If you suffer from myasthenia gravis, discuss your eligibility for benefits with this law firm by calling (404) 255- 9838.

Published on:
As many as 1 in 4 Americans are believed to suffer from hypertension, also known as high blood pressure. Those with hypertension have high blood pressure levels, even when they are at rest. There are several challenges involved in applying for benefits for hypertension. First, the Social Security Administration (SSA) no longer includes the condition in its impairments book that qualifies for benefits. Also, your condition may not meet the disability criteria of the agency.

However, you may still be able to qualify for benefits. In order to qualify for disability benefits for hypertension, you will be required to provide detailed and accurate medical information. Your doctor must provide a treatment summary or notes testifying to your condition, including any current treatment for your hypertension. If you have been admitted into the hospital any time in the past after a spike in your blood pressure levels, this information must be relayed to the SSA too. Blood test results, as well as the results of CT scans and MRI scans, if available, must also be presented as evidence.

Remember, you may be able to qualify for benefits if your Residual Function Capacity shows that you face restrictions on the amount of work you can do. For instance, if your hypertension causes heart dysfunction, and restricts your ability to work to just about two hours of physical activity a day, it can severely limit your ability to work and earn an income.

Published on:

At a typical disability hearing, you can expect plenty of questions about your medical condition, the treatment you are undergoing and other medical and health-related aspects of your case. It’s very important to be absolutely certain about the kind of limitations your condition places on you. Being vague, or sounding uncertain at a disability hearing, could prove disastrous for your case.

For instance, if you are seeking disability benefits for a condition that involves a lot of pain, you will be expected to describe the intensity of your pain. Being vague, hesitating, or exaggerating your symptoms will not help. The judge may also ask you to rate your pain on a scale of 1 to 10, and you should be able to do so without any hesitation.

You must also be prepared to provide very detailed and specific answers to questions about the nature of your symptoms, and the physical and mental limitations that they impose on you. If your job requires you to carry heavy loads, and you’re unable to do that because of your condition, be prepared to explain this to the judge at the disability hearing.

Published on:

If the examiner handling your disability claim wants you to undergo a consultative medical exam, it may be in your best interest to do so.  Keep in mind, however, that being asked to undergo a consultative medical exam doesn’t necessarily mean that your examiner does not believe you have a genuine claim for benefits.  It may simply mean that they want more information about your condition.

Typically, a consultative medical exam is very brief, and is performed by a doctor who is paid by the Social Security Administration (SSA) to conduct your exam. These doctors do not work for SSA, but are contracted by the agency to perform these services. You might find that the doctor in charge of your consultative medical exam is very brief, and even possibly curt with you. It’s not uncommon for patients to be bewildered at the rudeness that they encounter from the physician performing their consultative medical exam. Don’t take it personally. The fact is that you are not an ongoing patient of the doctor and therefore, he or she may not feel the need to be particularly cordial or expansive in their explanations.

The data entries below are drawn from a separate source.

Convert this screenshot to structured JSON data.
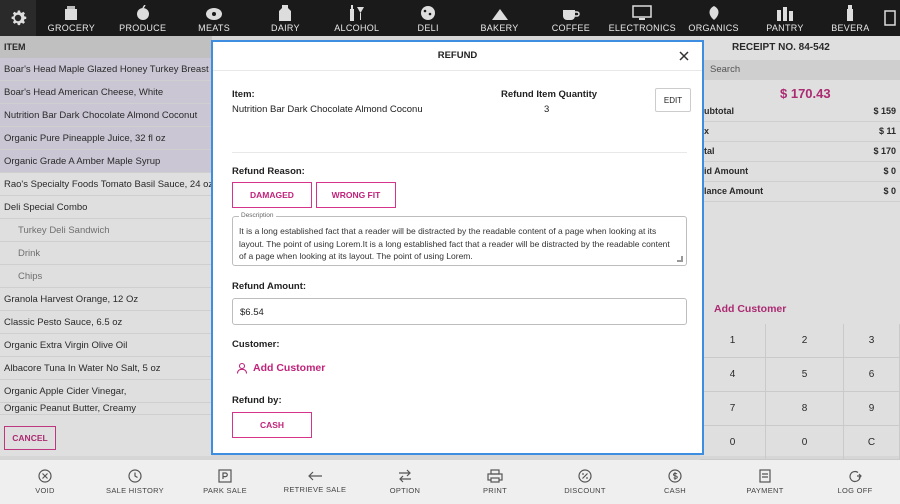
{
  "categories": [
    {
      "label": "GROCERY",
      "icon": "grocery-icon"
    },
    {
      "label": "PRODUCE",
      "icon": "produce-icon"
    },
    {
      "label": "MEATS",
      "icon": "meats-icon"
    },
    {
      "label": "DAIRY",
      "icon": "dairy-icon"
    },
    {
      "label": "ALCOHOL",
      "icon": "alcohol-icon"
    },
    {
      "label": "DELI",
      "icon": "deli-icon"
    },
    {
      "label": "BAKERY",
      "icon": "bakery-icon"
    },
    {
      "label": "COFFEE",
      "icon": "coffee-icon"
    },
    {
      "label": "ELECTRONICS",
      "icon": "electronics-icon"
    },
    {
      "label": "ORGANICS",
      "icon": "organics-icon"
    },
    {
      "label": "PANTRY",
      "icon": "pantry-icon"
    },
    {
      "label": "BEVERA",
      "icon": "beverages-icon"
    }
  ],
  "item_list": {
    "header": "ITEM",
    "rows": [
      {
        "label": "Boar's Head Maple Glazed Honey Turkey Breast",
        "highlight": true
      },
      {
        "label": "Boar's Head American Cheese, White",
        "highlight": true
      },
      {
        "label": "Nutrition Bar Dark Chocolate Almond Coconut",
        "highlight": true
      },
      {
        "label": "Organic Pure Pineapple Juice, 32 fl oz",
        "highlight": true
      },
      {
        "label": "Organic Grade A Amber Maple Syrup",
        "highlight": true
      },
      {
        "label": "Rao's Specialty Foods Tomato Basil Sauce, 24 oz",
        "highlight": false
      },
      {
        "label": "Deli Special Combo",
        "highlight": false
      },
      {
        "label": "Turkey Deli Sandwich",
        "highlight": false,
        "sub": true
      },
      {
        "label": "Drink",
        "highlight": false,
        "sub": true
      },
      {
        "label": "Chips",
        "highlight": false,
        "sub": true
      },
      {
        "label": "Granola Harvest Orange, 12 Oz",
        "highlight": false
      },
      {
        "label": "Classic Pesto Sauce, 6.5 oz",
        "highlight": false
      },
      {
        "label": "Organic Extra Virgin Olive Oil",
        "highlight": false
      },
      {
        "label": "Albacore Tuna In Water No Salt, 5 oz",
        "highlight": false
      },
      {
        "label": "Organic Apple Cider Vinegar,",
        "highlight": false
      },
      {
        "label": "Organic Peanut Butter, Creamy",
        "highlight": false
      }
    ],
    "cancel_label": "CANCEL"
  },
  "receipt": {
    "number": "RECEIPT NO. 84-542",
    "search_placeholder": "Search",
    "total": "$ 170.43",
    "lines": [
      {
        "label": "ubtotal",
        "value": "$ 159"
      },
      {
        "label": "x",
        "value": "$ 11"
      },
      {
        "label": "tal",
        "value": "$ 170"
      },
      {
        "label": "id Amount",
        "value": "$ 0"
      },
      {
        "label": "lance Amount",
        "value": "$ 0"
      }
    ],
    "add_customer": "Add Customer",
    "keypad": [
      "1",
      "2",
      "3",
      "4",
      "5",
      "6",
      "7",
      "8",
      "9",
      "0",
      "0",
      "C"
    ]
  },
  "bottom_actions": [
    {
      "label": "VOID",
      "icon": "void-icon"
    },
    {
      "label": "SALE HISTORY",
      "icon": "history-icon"
    },
    {
      "label": "PARK SALE",
      "icon": "park-icon"
    },
    {
      "label": "RETRIEVE SALE",
      "icon": "retrieve-icon"
    },
    {
      "label": "OPTION",
      "icon": "option-icon"
    },
    {
      "label": "PRINT",
      "icon": "print-icon"
    },
    {
      "label": "DISCOUNT",
      "icon": "discount-icon"
    },
    {
      "label": "CASH",
      "icon": "cash-icon"
    },
    {
      "label": "PAYMENT",
      "icon": "payment-icon"
    },
    {
      "label": "LOG OFF",
      "icon": "logoff-icon"
    }
  ],
  "modal": {
    "title": "REFUND",
    "item_label": "Item:",
    "item_name": "Nutrition Bar Dark Chocolate Almond Coconu",
    "qty_label": "Refund Item Quantity",
    "qty_value": "3",
    "edit_label": "EDIT",
    "reason_label": "Refund Reason:",
    "reason_damaged": "DAMAGED",
    "reason_wrong_fit": "WRONG FIT",
    "description_legend": "Description",
    "description_text": "It is a long established fact that a reader will be distracted by the readable content of a page when looking at its layout. The point of using Lorem.It is a long established fact that a reader will be distracted by the readable content of a page when looking at its layout. The point of using Lorem.",
    "amount_label": "Refund Amount:",
    "amount_value": "$6.54",
    "customer_label": "Customer:",
    "add_customer": "Add Customer",
    "refund_by_label": "Refund by:",
    "cash_label": "CASH"
  },
  "colors": {
    "accent": "#c0237a",
    "modal_border": "#3d8ee0",
    "topbar": "#1a1a1a"
  }
}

Also, remember that the doctor will be looking for signs that your condition is not as medically impairing as you’ve claimed it to be.  If you walk into the doctor’s office with a limp, don’t be surprised to find him peeking from behind curtains to make sure that you’re not walking back to the car with a spring in your step.

Contact Information